Make no mistake about it. Through the New Testament’s emphasis on the subjects of love of God and love of neighbors people forget that God is a god of justice, judgment, and hatred to boot. However, the prophet David and other mortal human beings are not alone in their biblical hatred of sin and people who sin, for it is written:
“For I, the LORD, love justice; I hate robbery for burnt offering; I will direct their work in truth, And will make with them an everlasting covenant.” (Isaiah 61:8)

“21 I hate, I despise your feast days, And I do not savor your sacred assemblies. 22 Though you offer Me burnt offerings and your grain offerings, I will not accept [them,] Nor will I regard your fattened peace offerings.” (Amos 5.21-22)

“‘Let none of you think evil in your heart against your neighbor; And do not love a false oath. For all these [are things] that I hate,’ Says the LORD.” (Zechariah 8.17)

“But this you have, that you hate the deeds of the Nicolaitans, which I also hate.” (Revelation 2.6)
And yes, based on anecdotal evidence apparently it is possible to hate and to love or cherish a common object simultaneously. Compare:
My heritage is to Me like a lion in the forest; It cries out against Me; Therefore I have hated it. (Jeremiah 12.8)

(“All their wickedness [is] in Gilgal, For there I hated them. Because of the evil of their deeds I will drive them from My house; I will love them no more. All their princes [are] rebellious.”) (Hosea 9.15)

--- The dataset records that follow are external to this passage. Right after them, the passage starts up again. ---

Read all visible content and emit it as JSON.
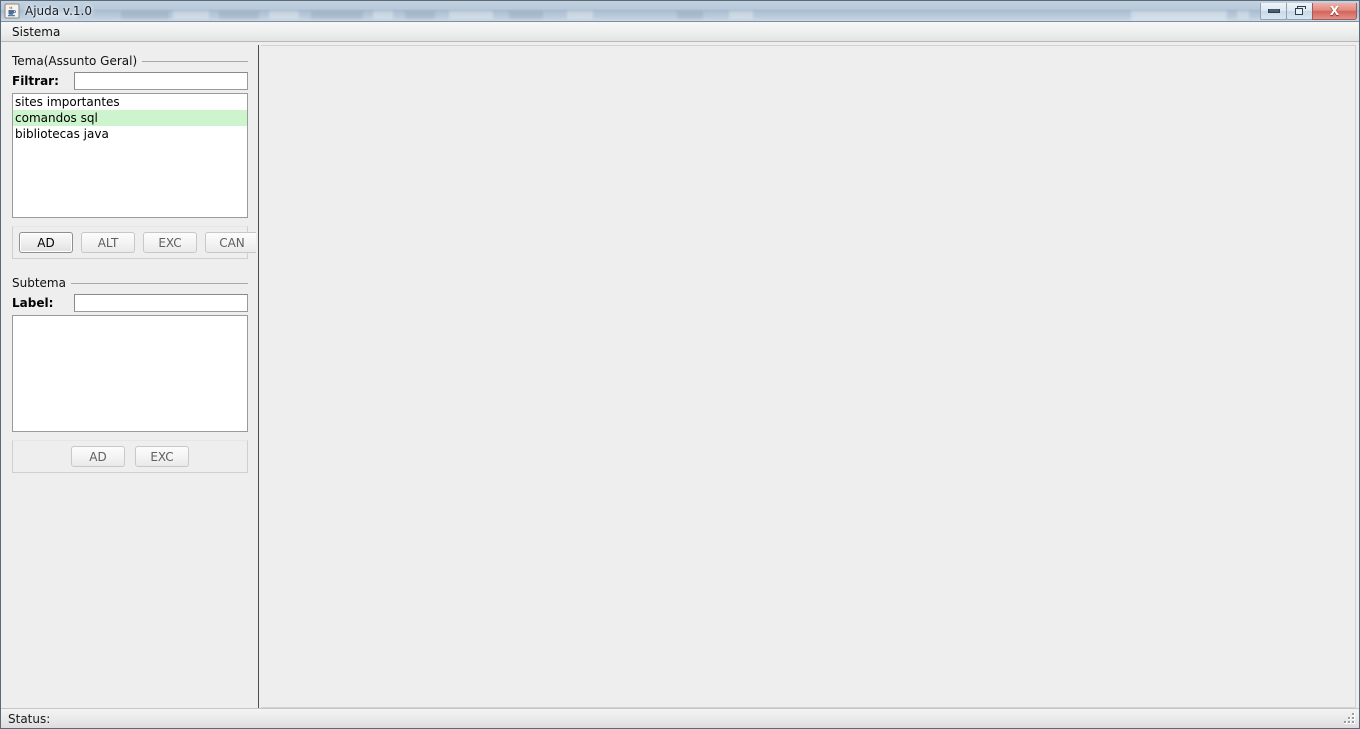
{
  "window": {
    "title": "Ajuda v.1.0",
    "app_icon": "java-coffee-cup-icon",
    "controls": {
      "minimize": "minimize-icon",
      "restore": "restore-icon",
      "close": "X"
    }
  },
  "menubar": {
    "items": [
      {
        "label": "Sistema"
      }
    ]
  },
  "tema_group": {
    "title": "Tema(Assunto Geral)",
    "filter_label": "Filtrar:",
    "filter_value": "",
    "filter_placeholder": "",
    "list_items": [
      {
        "label": "sites importantes",
        "selected": false
      },
      {
        "label": "comandos sql",
        "selected": true
      },
      {
        "label": "bibliotecas java",
        "selected": false
      }
    ],
    "selection_color": "#cdf5cd",
    "buttons": [
      {
        "label": "AD",
        "enabled": true
      },
      {
        "label": "ALT",
        "enabled": false
      },
      {
        "label": "EXC",
        "enabled": false
      },
      {
        "label": "CAN",
        "enabled": false
      }
    ]
  },
  "subtema_group": {
    "title": "Subtema",
    "label_label": "Label:",
    "label_value": "",
    "label_placeholder": "",
    "textarea_value": "",
    "buttons": [
      {
        "label": "AD",
        "enabled": false
      },
      {
        "label": "EXC",
        "enabled": false
      }
    ]
  },
  "statusbar": {
    "label": "Status:"
  }
}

26 And so all Israel will be saved, as it is written: “The Deliverer will come out of Zion, And He will turn away ungodliness from Jacob; 27 For this [is] My covenant with them, When I take away their sins.” 28 Concerning the gospel [they are] enemies for your sake, but concerning the election [they are] beloved for the sake of the fathers. 29 For the gifts and the calling of God [are] irrevocable. (Romans 11.26-30)
This would explain the mystery of those biblical texts which are popularly cited concerning divine hatred of sinners:
4 For You [are] not a God who takes pleasure in wickedness, Nor shall evil dwell with You. 5 The boastful shall not stand in Your sight; You hate all workers of iniquity. (Psalm 5.4-5)

The LORD tests the righteous, But the wicked and the one who loves violence His soul hates. (Psalm 11.5)

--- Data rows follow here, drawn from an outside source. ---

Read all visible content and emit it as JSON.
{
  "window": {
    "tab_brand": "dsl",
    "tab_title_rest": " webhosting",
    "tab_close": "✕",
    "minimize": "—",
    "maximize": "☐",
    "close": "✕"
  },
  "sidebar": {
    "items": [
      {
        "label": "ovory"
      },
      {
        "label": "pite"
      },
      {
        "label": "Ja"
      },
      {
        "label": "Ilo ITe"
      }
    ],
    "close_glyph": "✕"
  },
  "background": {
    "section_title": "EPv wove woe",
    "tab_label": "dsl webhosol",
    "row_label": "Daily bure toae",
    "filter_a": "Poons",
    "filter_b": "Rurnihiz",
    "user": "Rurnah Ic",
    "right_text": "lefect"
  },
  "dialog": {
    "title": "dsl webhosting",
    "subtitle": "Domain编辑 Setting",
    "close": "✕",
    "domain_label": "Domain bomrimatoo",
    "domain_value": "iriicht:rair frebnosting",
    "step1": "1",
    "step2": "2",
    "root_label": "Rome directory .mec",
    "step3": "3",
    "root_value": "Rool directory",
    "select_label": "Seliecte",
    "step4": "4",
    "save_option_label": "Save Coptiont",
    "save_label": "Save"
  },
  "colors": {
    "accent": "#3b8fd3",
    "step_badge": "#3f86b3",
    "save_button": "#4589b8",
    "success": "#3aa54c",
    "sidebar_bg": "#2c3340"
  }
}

16 These six [things] the LORD hates, Yes, seven [are] an abomination to Him: 17 A proud look, A lying tongue, Hands that shed innocent blood, 18 A heart that devises wicked plans, Feet that are swift in running to evil, 19 A false witness [who] speaks lies, And one who sows discord among brethren. (Proverbs 6.16-19)
Let the reader search his or her own heart to determine what or whom it honestly hates and whether this hatred is just. In any case, let no one say that hatred is absolutely evil or that no particular kind of evil is just, because the Scriptures teach otherwise. Some hatred is bad and some is not.


Just as some hatred is bad while some hatred is good, some love is negative while some love is positive. Observe:
…Why do you boast in evil, O mighty man? The goodness of God [endures] continually. 2 Your tongue devises destruction, Like a sharp razor, working deceitfully. 3 You love evil more than good, Lying rather than speaking righteousness. Selah (Psalm 52.1-3)

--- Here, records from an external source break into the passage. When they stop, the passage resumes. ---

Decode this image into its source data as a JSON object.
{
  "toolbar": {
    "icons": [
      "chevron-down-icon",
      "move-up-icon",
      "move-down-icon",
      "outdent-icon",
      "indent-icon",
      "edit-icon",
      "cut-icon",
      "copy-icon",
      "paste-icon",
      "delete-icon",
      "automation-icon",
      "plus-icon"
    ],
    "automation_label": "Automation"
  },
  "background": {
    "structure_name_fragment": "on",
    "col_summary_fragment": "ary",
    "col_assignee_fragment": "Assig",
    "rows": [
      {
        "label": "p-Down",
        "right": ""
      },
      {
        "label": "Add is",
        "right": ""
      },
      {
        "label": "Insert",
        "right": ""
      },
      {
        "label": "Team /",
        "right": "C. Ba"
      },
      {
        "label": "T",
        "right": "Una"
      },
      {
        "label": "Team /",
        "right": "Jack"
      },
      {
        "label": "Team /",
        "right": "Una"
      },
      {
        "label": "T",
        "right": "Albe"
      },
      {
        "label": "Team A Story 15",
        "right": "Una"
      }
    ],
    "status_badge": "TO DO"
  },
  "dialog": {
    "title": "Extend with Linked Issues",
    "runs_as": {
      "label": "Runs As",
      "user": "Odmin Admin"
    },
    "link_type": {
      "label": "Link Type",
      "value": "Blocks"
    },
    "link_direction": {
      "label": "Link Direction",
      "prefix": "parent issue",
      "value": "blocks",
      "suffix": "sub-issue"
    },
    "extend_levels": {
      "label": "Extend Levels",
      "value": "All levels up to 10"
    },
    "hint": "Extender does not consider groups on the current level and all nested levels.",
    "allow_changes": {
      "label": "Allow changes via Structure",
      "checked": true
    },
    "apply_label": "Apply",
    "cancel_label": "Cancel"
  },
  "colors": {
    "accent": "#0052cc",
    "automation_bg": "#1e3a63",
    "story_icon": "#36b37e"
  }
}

And I said: “Hear now, O heads of Jacob, And you rulers of the house of Israel: [Is it] not for you to know justice? 2 You who hate good and love evil; Who strip the skin from My people, And the flesh from their bones; 3 Who also eat the flesh of My people, Flay their skin from them, Break their bones, And chop [them] in pieces Like [meat] for the pot, Like flesh in the caldron.” 4 Then they will cry to the LORD, But He will not hear them; He will even hide His face from them at that time, Because they have been evil in their deeds. (Micah 3.1-4)
Meanwhile, the result of love is not always a thing which is good. A relatively obvious example is to be found in 2 Samuel 13 (“After this Absalom the son of David had a lovely sister, whose name [was] Tamar; and Amnon the son of David loved her”).

So again it follows that just as some hatred is bad while some hatred is good, some love is negative while some love is positive.

No comments: